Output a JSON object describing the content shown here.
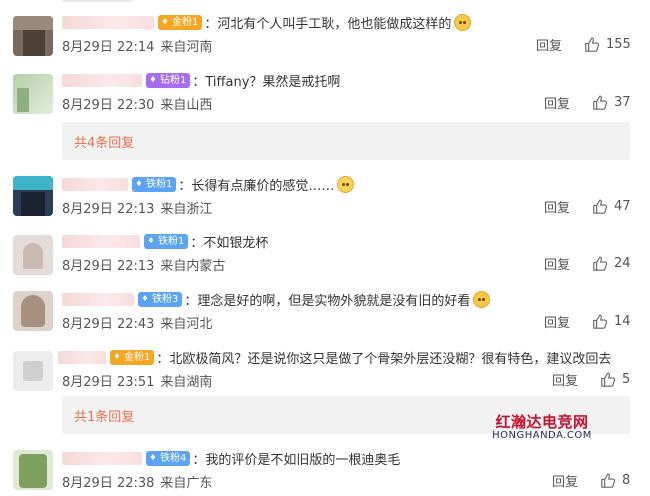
{
  "comments": [
    {
      "badge": "金粉1",
      "badge_color": "#f5a623",
      "text": "：河北有个人叫手工耿，他也能做成这样的",
      "emoji": "cat-face-icon",
      "date": "8月29日 22:14",
      "location": "来自河南",
      "reply": "回复",
      "likes": "155"
    },
    {
      "badge": "钻粉1",
      "badge_color": "#a66df0",
      "text": "：Tiffany？果然是戒托啊",
      "emoji": "",
      "date": "8月29日 22:30",
      "location": "来自山西",
      "reply": "回复",
      "likes": "37"
    },
    {
      "badge": "铁粉1",
      "badge_color": "#5ba4f4",
      "text": "：长得有点廉价的感觉……",
      "emoji": "sweat-face-icon",
      "date": "8月29日 22:13",
      "location": "来自浙江",
      "reply": "回复",
      "likes": "47"
    },
    {
      "badge": "铁粉1",
      "badge_color": "#5ba4f4",
      "text": "：不如银龙杯",
      "emoji": "",
      "date": "8月29日 22:13",
      "location": "来自内蒙古",
      "reply": "回复",
      "likes": "24"
    },
    {
      "badge": "铁粉3",
      "badge_color": "#5ba4f4",
      "text": "：理念是好的啊，但是实物外貌就是没有旧的好看",
      "emoji": "thinking-face-icon",
      "date": "8月29日 22:43",
      "location": "来自河北",
      "reply": "回复",
      "likes": "14"
    },
    {
      "badge": "金粉1",
      "badge_color": "#f5a623",
      "text": "：北欧极简风？还是说你这只是做了个骨架外层还没糊？很有特色，建议改回去",
      "emoji": "",
      "date": "8月29日 23:51",
      "location": "来自湖南",
      "reply": "回复",
      "likes": "5"
    },
    {
      "badge": "铁粉4",
      "badge_color": "#5ba4f4",
      "text": "：我的评价是不如旧版的一根迪奥毛",
      "emoji": "",
      "date": "8月29日 22:38",
      "location": "来自广东",
      "reply": "回复",
      "likes": "8"
    }
  ],
  "more_replies": [
    "共4条回复",
    "共1条回复"
  ],
  "watermark": {
    "cn": "红瀚达电竞网",
    "en": "HONGHANDA.COM"
  },
  "colors": {
    "link": "#e8734e",
    "bar_bg": "#f2f2f2",
    "watermark_red": "#c8102e"
  }
}
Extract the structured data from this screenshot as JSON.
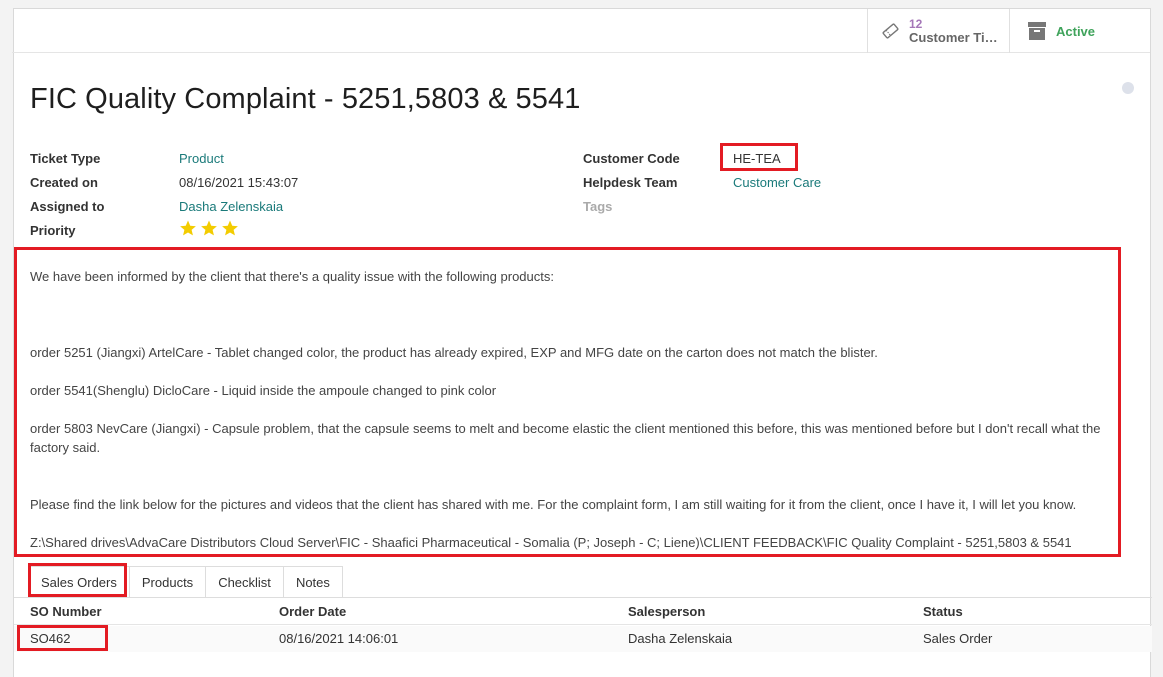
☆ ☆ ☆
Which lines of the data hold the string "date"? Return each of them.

• [Answer space]:
      "date": "8月29日 22:14",
      "date": "8月29日 22:30",
      "date": "8月29日 22:13",
      "date": "8月29日 22:13",
      "date": "8月29日 22:43",
      "date": "8月29日 23:51",
      "date": "8月29日 22:38",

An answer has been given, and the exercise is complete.